**Supplied data:**
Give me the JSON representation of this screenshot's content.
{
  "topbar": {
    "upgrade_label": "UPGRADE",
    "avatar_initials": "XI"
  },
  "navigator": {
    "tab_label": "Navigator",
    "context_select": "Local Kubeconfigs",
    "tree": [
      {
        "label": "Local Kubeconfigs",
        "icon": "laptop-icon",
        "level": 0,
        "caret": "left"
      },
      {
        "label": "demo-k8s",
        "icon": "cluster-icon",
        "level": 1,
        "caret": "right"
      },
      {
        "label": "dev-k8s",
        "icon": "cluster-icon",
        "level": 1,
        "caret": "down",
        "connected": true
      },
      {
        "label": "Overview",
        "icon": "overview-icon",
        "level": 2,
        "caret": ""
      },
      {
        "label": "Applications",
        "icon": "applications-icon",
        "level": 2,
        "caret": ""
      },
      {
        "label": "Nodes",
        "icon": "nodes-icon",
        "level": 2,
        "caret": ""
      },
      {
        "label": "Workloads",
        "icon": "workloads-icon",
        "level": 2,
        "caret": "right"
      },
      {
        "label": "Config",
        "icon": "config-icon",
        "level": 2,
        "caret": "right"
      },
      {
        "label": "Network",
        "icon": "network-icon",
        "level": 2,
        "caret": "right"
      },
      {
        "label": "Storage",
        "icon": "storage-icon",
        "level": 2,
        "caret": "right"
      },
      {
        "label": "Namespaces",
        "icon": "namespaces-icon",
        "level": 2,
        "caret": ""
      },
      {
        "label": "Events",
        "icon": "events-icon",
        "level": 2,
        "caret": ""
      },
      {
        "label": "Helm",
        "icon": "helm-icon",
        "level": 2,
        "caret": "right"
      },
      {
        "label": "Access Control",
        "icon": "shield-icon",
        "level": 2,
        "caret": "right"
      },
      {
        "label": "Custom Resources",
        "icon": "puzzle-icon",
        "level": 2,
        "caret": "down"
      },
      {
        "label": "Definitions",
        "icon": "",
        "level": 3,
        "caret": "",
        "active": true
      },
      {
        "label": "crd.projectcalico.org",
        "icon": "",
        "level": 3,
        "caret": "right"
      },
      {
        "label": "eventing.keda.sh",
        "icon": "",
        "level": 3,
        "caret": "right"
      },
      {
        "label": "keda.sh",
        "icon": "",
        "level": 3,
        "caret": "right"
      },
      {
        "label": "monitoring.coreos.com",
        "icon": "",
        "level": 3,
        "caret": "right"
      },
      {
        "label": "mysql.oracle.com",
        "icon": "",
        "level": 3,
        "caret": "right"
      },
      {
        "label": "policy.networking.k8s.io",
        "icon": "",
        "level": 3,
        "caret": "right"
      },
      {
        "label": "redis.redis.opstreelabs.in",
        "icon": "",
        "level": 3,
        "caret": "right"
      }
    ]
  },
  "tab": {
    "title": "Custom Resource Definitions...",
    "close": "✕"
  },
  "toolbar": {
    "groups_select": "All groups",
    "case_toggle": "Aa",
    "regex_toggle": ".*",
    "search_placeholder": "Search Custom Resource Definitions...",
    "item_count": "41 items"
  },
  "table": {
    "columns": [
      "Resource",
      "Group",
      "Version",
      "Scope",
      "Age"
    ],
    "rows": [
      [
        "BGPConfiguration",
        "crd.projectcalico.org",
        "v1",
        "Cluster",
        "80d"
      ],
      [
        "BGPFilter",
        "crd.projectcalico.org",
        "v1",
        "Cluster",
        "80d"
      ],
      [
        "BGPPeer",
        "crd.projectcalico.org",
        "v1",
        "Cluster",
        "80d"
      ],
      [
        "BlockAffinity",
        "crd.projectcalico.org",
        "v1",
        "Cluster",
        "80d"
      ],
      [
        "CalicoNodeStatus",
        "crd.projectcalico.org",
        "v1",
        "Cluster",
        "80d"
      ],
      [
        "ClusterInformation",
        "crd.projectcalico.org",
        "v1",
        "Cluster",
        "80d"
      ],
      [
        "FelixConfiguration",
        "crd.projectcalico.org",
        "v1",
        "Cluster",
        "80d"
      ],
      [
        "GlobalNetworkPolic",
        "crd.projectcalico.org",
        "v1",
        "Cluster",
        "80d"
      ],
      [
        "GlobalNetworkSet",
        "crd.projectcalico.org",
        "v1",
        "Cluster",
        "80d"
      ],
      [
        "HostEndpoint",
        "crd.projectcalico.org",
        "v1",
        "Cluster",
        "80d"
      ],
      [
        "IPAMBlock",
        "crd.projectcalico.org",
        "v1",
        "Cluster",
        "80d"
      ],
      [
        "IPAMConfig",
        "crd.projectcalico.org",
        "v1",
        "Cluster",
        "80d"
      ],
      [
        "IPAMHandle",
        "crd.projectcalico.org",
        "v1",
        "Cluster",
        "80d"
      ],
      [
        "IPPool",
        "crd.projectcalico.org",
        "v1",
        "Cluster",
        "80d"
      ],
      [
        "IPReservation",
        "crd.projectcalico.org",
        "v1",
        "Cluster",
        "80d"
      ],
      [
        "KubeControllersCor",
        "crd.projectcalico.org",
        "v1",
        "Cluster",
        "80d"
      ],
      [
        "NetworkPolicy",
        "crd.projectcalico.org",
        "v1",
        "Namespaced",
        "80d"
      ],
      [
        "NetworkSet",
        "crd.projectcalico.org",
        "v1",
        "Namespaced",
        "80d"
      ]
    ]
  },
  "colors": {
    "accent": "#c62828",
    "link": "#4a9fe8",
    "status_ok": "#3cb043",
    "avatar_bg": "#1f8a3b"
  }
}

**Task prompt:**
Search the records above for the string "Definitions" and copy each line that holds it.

**Result of the task:**
        "label": "Definitions",
    "title": "Custom Resource Definitions...",
    "search_placeholder": "Search Custom Resource Definitions...",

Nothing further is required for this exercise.